“I mentioned this to someone at work today and they looked at me as if I were a space alien.”
I cited one --this “one” is not the one I am talking about-- of the example sentences where “they” are used to refer to a person --for example, “someone” in the above sentence-- of unspecified sex.
If “he” follows “someone,” those who are usually called “she” are upset, aren’t they.
Perhaps they are happy to be called “they.”
When I first came to the UK, this particular unspecified “they” didn’t exist. The sentence from the Oxford Dictionary would have been stated as “ask your friends whether they can help” or "ask a friend whether he can help.
As you imply, this use of ‘he’ became anathema to some “theys” in the feminine movement and ‘one’ could easily get into hot water over it. Gradually the ‘they’ took over, first in the spoken language. The once ubiquitous ‘he’ became “he or she” in writing and, a little later and less formal “s/he”, something which wasn’t approved of by the "he"s in our company. These days, the ‘they’ is used quite extensively in writing, too.
In your above example, I would still prefer the correct pronoun.

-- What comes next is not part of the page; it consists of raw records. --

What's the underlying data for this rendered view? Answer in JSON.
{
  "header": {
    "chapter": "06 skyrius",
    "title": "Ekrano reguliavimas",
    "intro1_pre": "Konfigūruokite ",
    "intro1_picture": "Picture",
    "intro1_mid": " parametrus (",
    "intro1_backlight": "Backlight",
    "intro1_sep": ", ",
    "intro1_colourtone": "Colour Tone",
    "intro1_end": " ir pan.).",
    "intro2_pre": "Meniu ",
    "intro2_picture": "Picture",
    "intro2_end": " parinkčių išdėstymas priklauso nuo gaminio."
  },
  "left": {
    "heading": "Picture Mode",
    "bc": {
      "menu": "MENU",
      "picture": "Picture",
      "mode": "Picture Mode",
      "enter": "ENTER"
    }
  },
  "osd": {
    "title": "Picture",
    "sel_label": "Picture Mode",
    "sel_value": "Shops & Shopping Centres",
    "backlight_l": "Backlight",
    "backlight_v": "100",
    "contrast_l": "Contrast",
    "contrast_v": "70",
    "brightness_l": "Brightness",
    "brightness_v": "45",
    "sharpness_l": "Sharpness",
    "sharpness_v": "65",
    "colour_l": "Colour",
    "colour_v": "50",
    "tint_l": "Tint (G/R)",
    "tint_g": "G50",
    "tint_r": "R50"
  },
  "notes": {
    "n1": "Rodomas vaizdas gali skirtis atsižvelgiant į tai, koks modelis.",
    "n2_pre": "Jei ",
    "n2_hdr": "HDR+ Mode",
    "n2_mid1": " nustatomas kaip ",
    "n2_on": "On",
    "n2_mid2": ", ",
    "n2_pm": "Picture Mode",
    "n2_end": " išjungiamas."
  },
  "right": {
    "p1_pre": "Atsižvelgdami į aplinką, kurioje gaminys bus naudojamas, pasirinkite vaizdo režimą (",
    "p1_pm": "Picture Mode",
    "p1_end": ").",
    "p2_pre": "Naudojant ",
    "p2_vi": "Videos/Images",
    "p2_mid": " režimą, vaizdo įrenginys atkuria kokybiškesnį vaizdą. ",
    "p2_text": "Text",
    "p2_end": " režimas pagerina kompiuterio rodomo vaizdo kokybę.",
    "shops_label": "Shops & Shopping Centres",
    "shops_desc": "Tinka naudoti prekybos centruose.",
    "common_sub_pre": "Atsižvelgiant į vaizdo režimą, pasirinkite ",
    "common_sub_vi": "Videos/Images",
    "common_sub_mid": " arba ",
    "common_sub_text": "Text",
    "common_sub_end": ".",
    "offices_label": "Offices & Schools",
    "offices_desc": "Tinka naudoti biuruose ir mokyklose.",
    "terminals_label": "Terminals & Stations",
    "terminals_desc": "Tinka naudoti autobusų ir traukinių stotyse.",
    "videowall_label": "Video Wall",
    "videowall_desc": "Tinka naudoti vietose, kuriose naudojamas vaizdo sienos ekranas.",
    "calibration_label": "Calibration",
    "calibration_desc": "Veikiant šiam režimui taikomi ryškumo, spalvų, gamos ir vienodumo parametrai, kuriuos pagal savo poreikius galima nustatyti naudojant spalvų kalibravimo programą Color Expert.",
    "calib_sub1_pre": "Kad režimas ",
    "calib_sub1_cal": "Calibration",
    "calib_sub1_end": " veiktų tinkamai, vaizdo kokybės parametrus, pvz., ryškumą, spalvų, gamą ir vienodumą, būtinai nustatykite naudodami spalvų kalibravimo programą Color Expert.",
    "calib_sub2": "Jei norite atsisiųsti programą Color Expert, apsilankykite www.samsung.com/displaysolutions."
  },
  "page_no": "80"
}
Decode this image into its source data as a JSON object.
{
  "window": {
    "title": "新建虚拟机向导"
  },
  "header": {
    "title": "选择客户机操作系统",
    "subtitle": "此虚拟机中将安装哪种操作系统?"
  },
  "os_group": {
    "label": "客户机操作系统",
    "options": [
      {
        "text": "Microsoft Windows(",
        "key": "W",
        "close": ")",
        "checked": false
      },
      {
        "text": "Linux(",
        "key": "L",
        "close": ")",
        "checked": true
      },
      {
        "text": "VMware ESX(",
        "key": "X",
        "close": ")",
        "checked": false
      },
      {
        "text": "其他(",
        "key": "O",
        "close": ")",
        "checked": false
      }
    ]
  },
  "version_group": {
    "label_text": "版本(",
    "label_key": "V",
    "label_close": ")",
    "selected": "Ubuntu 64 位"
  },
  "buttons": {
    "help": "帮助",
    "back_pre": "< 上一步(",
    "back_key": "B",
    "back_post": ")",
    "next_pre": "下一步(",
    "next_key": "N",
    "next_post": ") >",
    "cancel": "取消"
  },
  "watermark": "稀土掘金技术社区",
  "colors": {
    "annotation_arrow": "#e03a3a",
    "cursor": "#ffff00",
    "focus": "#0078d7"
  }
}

After all, one would know whether one had spoken to a “him” or a “her”. Unless . . .?
N.B. I am overdoing the ‘one’ on purpose: one just wants to illustrate the use of formal language. If anyone objects, ‘they’ can always look away